Unlike some of the other regulators, the MGA are happy to take player-complaints directly, although they do ask that players exhaust all other avenues before coming to them.
For example, the MGA – like the United Kingdom Gambling Commission – require that casinos work with an ADR (Alternative Dispute Resolution) company, which players can use to make complaints to. If, after going through both a casinos internal complaints procedure, and an ADR service a player still can’t find a resolution to their problems/concerns, there’s a simple form to complete over at the MGA website.
This form asks for a few personal details and information surrounding the complaint/problem, and the MGA will then look it over, and contact you if necessary.
Waiting times can be up to a few weeks, however, given the number of enquiries received by the MGA – so expect to wait a while before you’re contacted.
Take player complaints directly
Strict license conditions, designed to protect players
Licensees are monitored to ensure they meet their license conditions
Has been accused in the past of being too lenient with operators
Can be slow to respond to player complaints
Years ago when they started out, there was great hoopla amongst most everyone involved in iGaming – players, affiliate webmasters, operators – finally there was a bona fide country in the EU that was licensing online casinos. Before the MGA (or LGA back then), licensing was only provided by banana republics in the Caribbean, Kahnawake (which was a shambles back then), and a few islands belonging to the UK (Isle of Man, Gibraltar, Alderney and Jersey). There was no member state of the EU that was making an attempt to lead the way.

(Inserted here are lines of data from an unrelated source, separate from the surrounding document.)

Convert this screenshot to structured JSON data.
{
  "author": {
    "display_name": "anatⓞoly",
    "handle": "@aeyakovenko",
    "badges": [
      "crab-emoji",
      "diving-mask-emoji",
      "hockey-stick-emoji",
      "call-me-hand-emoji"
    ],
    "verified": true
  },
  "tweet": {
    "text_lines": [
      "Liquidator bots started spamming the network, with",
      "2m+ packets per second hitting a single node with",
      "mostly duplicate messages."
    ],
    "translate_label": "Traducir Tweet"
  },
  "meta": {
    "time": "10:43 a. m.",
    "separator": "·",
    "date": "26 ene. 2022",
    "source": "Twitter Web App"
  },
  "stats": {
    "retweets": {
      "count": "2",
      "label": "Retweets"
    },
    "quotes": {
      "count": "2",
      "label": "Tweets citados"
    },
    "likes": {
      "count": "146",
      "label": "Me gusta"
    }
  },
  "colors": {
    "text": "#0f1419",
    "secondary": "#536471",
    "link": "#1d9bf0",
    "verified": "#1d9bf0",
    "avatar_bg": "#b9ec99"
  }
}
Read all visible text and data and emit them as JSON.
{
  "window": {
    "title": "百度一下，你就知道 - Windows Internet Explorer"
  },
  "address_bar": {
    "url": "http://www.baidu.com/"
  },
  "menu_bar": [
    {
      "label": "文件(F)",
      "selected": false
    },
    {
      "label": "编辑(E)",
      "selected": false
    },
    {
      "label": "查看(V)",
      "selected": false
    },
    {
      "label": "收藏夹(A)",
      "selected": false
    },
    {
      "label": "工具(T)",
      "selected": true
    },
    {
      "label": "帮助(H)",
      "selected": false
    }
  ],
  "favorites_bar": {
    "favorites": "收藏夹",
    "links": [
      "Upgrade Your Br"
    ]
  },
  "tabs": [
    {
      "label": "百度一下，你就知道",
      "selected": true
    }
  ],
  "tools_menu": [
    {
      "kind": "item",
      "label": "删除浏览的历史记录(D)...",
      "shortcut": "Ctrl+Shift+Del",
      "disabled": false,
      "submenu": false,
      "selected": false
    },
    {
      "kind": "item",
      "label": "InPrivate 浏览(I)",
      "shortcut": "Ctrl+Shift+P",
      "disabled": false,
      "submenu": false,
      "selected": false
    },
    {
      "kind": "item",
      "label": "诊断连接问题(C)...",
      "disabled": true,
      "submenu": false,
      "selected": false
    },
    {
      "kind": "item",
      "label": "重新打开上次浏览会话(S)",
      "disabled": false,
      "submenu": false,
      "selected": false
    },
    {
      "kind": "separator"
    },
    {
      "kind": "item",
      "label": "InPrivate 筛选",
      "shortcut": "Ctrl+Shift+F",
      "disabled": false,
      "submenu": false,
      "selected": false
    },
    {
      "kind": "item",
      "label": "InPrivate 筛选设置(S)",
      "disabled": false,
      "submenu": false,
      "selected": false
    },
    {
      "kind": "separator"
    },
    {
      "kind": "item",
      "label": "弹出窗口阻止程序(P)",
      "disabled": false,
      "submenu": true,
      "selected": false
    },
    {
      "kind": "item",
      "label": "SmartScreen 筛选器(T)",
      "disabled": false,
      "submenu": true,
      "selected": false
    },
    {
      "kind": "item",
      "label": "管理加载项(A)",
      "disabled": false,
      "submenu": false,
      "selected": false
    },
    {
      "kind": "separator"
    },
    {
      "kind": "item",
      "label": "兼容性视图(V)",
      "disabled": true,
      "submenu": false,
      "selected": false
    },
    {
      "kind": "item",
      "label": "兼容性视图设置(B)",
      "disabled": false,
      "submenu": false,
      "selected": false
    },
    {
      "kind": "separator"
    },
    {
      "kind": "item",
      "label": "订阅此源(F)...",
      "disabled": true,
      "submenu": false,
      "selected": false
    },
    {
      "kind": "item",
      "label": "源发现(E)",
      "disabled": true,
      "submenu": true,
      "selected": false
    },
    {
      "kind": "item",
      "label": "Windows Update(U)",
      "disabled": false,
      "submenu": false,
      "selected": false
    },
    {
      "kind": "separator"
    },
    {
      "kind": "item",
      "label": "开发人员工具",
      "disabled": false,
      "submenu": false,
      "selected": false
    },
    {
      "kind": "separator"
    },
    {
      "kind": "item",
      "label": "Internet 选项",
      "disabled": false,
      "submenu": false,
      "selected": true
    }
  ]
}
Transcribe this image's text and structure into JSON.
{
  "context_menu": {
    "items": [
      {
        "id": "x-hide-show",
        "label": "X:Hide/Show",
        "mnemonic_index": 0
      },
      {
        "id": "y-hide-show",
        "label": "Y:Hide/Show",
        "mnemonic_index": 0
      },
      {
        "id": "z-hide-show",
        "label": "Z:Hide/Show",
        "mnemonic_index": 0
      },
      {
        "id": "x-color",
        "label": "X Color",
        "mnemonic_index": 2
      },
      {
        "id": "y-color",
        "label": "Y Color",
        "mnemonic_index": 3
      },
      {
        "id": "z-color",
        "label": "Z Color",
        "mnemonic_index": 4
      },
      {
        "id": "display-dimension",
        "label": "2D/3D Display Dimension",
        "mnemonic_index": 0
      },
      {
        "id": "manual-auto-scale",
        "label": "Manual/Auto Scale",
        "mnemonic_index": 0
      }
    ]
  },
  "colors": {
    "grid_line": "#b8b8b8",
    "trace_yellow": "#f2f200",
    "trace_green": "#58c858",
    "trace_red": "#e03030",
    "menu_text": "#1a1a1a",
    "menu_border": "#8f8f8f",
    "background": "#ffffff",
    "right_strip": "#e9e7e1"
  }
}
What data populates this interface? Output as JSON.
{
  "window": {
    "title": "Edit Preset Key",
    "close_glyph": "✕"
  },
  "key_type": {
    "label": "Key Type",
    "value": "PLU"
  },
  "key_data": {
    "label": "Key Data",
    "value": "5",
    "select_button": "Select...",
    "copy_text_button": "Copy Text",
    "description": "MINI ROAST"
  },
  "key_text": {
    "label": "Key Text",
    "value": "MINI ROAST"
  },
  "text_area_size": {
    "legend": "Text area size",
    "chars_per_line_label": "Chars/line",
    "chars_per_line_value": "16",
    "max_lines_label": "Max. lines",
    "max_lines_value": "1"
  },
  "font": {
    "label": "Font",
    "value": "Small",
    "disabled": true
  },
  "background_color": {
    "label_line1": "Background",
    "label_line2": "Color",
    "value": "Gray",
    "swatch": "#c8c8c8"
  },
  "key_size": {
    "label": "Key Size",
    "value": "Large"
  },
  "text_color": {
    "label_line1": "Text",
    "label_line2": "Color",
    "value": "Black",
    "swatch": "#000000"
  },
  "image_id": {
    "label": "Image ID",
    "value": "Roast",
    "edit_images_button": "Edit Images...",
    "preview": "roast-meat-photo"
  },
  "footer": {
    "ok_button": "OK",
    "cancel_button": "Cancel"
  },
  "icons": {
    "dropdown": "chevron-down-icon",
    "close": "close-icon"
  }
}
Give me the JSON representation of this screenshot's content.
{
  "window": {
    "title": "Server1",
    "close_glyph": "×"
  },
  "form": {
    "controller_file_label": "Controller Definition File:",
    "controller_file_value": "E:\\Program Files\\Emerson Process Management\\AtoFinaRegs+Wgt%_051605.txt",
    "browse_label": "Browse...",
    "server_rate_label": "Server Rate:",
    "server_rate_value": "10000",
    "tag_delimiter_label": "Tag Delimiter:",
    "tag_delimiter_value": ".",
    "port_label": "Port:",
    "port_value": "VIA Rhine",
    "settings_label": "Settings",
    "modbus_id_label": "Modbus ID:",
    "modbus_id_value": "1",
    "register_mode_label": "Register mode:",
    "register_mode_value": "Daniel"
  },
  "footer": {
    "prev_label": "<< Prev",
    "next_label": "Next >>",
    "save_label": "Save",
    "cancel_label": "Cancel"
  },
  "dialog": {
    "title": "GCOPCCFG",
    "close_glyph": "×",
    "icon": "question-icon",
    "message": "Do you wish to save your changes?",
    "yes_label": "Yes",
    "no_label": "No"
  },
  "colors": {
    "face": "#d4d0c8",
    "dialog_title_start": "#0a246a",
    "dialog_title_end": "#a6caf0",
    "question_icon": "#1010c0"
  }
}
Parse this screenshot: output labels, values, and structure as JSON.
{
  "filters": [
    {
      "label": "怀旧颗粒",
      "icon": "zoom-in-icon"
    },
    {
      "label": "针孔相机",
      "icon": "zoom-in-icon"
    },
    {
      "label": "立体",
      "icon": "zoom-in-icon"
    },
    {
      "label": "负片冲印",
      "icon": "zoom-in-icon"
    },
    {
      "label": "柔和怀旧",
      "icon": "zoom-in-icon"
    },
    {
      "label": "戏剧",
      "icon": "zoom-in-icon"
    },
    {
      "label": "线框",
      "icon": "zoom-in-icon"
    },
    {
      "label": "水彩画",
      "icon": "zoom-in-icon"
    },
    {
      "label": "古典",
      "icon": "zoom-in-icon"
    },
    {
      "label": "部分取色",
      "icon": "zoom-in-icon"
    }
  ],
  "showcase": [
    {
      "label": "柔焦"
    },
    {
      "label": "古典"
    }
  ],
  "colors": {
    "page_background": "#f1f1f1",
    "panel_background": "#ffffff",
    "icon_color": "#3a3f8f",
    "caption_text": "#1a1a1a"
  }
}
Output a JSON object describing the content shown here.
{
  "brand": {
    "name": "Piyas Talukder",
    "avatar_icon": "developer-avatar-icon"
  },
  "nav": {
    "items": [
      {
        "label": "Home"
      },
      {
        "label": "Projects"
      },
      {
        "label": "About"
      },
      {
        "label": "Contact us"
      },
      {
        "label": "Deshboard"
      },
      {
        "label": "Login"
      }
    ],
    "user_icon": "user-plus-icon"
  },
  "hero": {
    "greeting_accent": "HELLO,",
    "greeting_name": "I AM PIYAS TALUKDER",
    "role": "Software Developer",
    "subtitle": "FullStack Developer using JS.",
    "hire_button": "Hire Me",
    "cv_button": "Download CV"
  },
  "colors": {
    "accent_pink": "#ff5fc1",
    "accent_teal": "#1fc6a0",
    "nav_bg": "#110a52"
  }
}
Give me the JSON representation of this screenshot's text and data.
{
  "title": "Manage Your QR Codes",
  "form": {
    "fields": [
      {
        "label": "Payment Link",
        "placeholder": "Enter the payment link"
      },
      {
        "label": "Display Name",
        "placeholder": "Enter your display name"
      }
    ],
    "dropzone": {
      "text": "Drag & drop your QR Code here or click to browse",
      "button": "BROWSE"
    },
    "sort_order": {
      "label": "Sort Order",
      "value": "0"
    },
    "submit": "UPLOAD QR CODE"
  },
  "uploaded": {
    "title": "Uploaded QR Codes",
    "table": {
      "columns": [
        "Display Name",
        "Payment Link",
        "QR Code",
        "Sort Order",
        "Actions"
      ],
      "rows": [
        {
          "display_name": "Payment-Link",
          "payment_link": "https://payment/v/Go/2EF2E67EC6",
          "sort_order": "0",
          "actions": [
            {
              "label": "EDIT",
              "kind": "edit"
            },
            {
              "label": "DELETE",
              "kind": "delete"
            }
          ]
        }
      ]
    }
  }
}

When they first kicked off, I met up with the top staff and was amazed to find out that they were all subscribing to the Casinomeister newsletter, in fact, it was a company policy. They really seemed to be on their game so to speak, and I was quite impressed on what was hopefully to come.
Unfortunately, the LGA got bogged down in bureaucracy – most of the original staff left, and by the early 2010’s we were looking at a black hole rubber stamp jurisdiction. At this time the MGA started receiving some awesome awards at Casinomeister like Biggest Disappointment of 2008 and Sitting on One’s Hands award for 2008, 2009, 2010, and 2011.
But through a few meetings and chit chats, we were able to ascertain what was the problem. Yeah, it was bureaucratic, and in the past the staff was replaced whenever there was a change in government, and they knew how to deal with the technical aspect of running servers, etc., but no one had any experience dealing with player complaints. In 2015, they brought on a new Player Support Officer who has been amazingly responsive and receptive to any suggestions or issues concerning their licensees. The MGA received the Phoenix Award for 2015 for their resurrection from the ashes. Good going MGA.